“I don’t know if a case like that survives after this decision,” Mr. Wise said. “Not only do you have to forward the email and set up a meeting, but you need evidence that an official tried influence the ultimate result. We could see cases like that subject to challenges.”
Noah Bookbinder, executive director of Citizens for Responsibility and Ethics in Washington, agreed that even with the narrowing of the statute, some cases could be challenged and future cases will face a different set of parameters.
“Bribery has always been a difficult charge to prove, and the Supreme Court just made it more difficult,” Mr. Bookbinder said. “There are a few instances of what a lot of us see as corruption which will be more difficult to prove now. It could be more rare going forward.”
‘Distasteful … tawdry’
Mr. Bookbinder said it’s not enough now to say that public officials set up meetings or expressed support for someone in order to level corruption charges against them.
“That’s a hurdle that wasn’t there before,” he said.
In his relationship with Mr. Williams, Mr. McDonnell accepted gifts such as golf outings, rides in the businessman’s Ferrari, a Rolex watch and $15,000 for catering at the McDonnells’ daughter’s wedding. But the former governor’s efforts on Mr. Williams’ behalf failed to secure state support of the businessman’s products, with state universities declining to research his supplement.
Writing for the court, Chief Justice Roberts said the instructions to Mr. McDonnell’s jury were so broad that any action a public official might take could be considered an “official action.”
“Setting up a meeting, talking to another official, or organizing an event (or agreeing to do so) — without more — does not fit that definition of official act,” the chief justice wrote.
“There is no doubt that this case is distasteful; it may be worse than that,” he wrote. “But our concern is not with tawdry tales of Ferraris, Rolexes and ball gowns. It is instead with the broader legal implications of the government’s boundless interpretation of the federal bribery statute.”
Mr. Weiner noted that the court didn’t say whether Mr. McDonnell broke any laws, just that the case was mishandled when jury instructions were given.
“The court said that the behavior issue here was distasteful and maybe worse, so that suggests that they didn’t rule out the fact that laws were broken,” he said.
The Supreme Court last weighed in on what counts as honest services fraud in 2010, when it significantly narrowed the scope of the law in response to an appeal by Jeffrey Skilling, former chief executive of Enron.
The court found that for quid pro quo arrangements to be prosecuted as “honest services” fraud, bribes and kickbacks had to be involved.

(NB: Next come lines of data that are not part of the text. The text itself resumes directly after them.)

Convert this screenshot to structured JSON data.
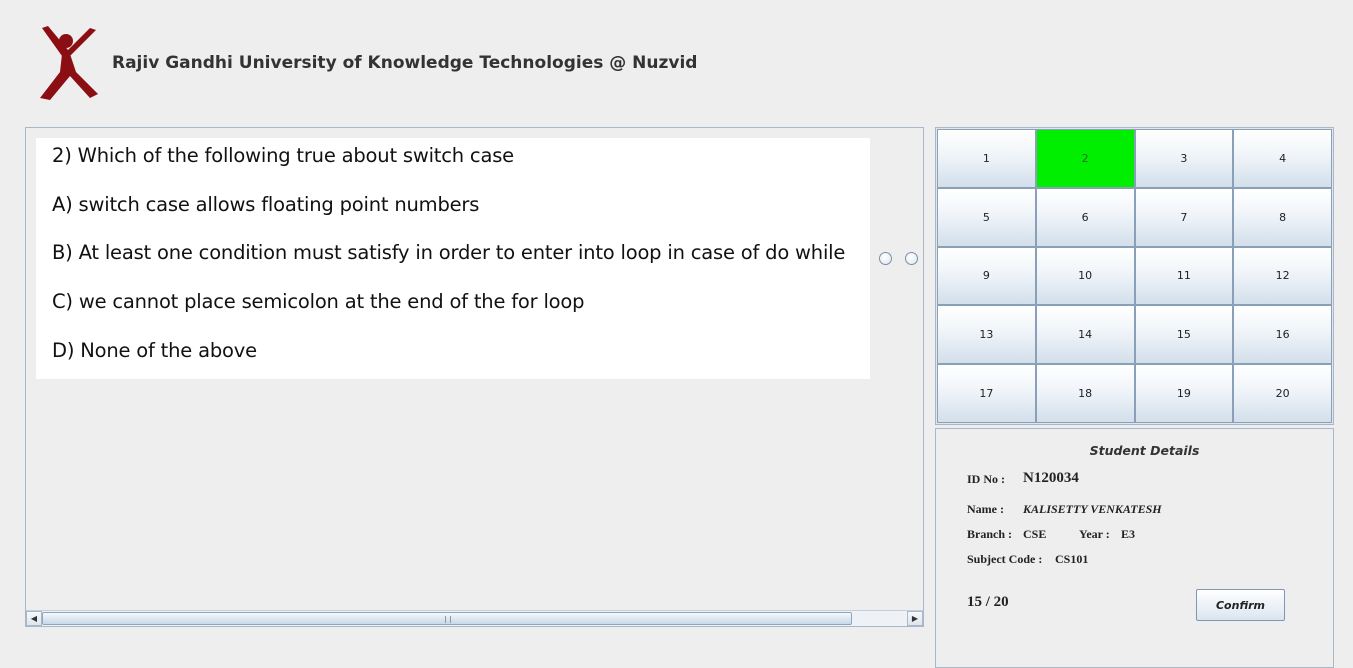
{
  "header": {
    "university_title": "Rajiv Gandhi University of Knowledge Technologies @ Nuzvid",
    "logo_icon": "rgukt-logo-icon",
    "logo_color": "#8b0f12"
  },
  "question": {
    "text": "2) Which of the following true about switch case",
    "options": [
      "A)  switch case allows floating point numbers",
      "B) At least one condition must satisfy in order to enter into loop in case of do while",
      "C) we cannot place semicolon at the end of the for loop",
      "D) None of the above"
    ]
  },
  "navigator": {
    "buttons": [
      "1",
      "2",
      "3",
      "4",
      "5",
      "6",
      "7",
      "8",
      "9",
      "10",
      "11",
      "12",
      "13",
      "14",
      "15",
      "16",
      "17",
      "18",
      "19",
      "20"
    ],
    "active": "2",
    "active_color": "#00ee00"
  },
  "student": {
    "heading": "Student Details",
    "id_label": "ID No :",
    "id_value": "N120034",
    "name_label": "Name :",
    "name_value": "KALISETTY VENKATESH",
    "branch_label": "Branch :",
    "branch_value": "CSE",
    "year_label": "Year :",
    "year_value": "E3",
    "subject_label": "Subject Code :",
    "subject_value": "CS101",
    "progress": "15 / 20",
    "confirm_label": "Confirm"
  }
}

What was left open for interpretation was the level that the “quo” or official action must rise to in order to be considered a crime.
⦁ Andrea Noble contributed to this article, which is based in part on wire service reports.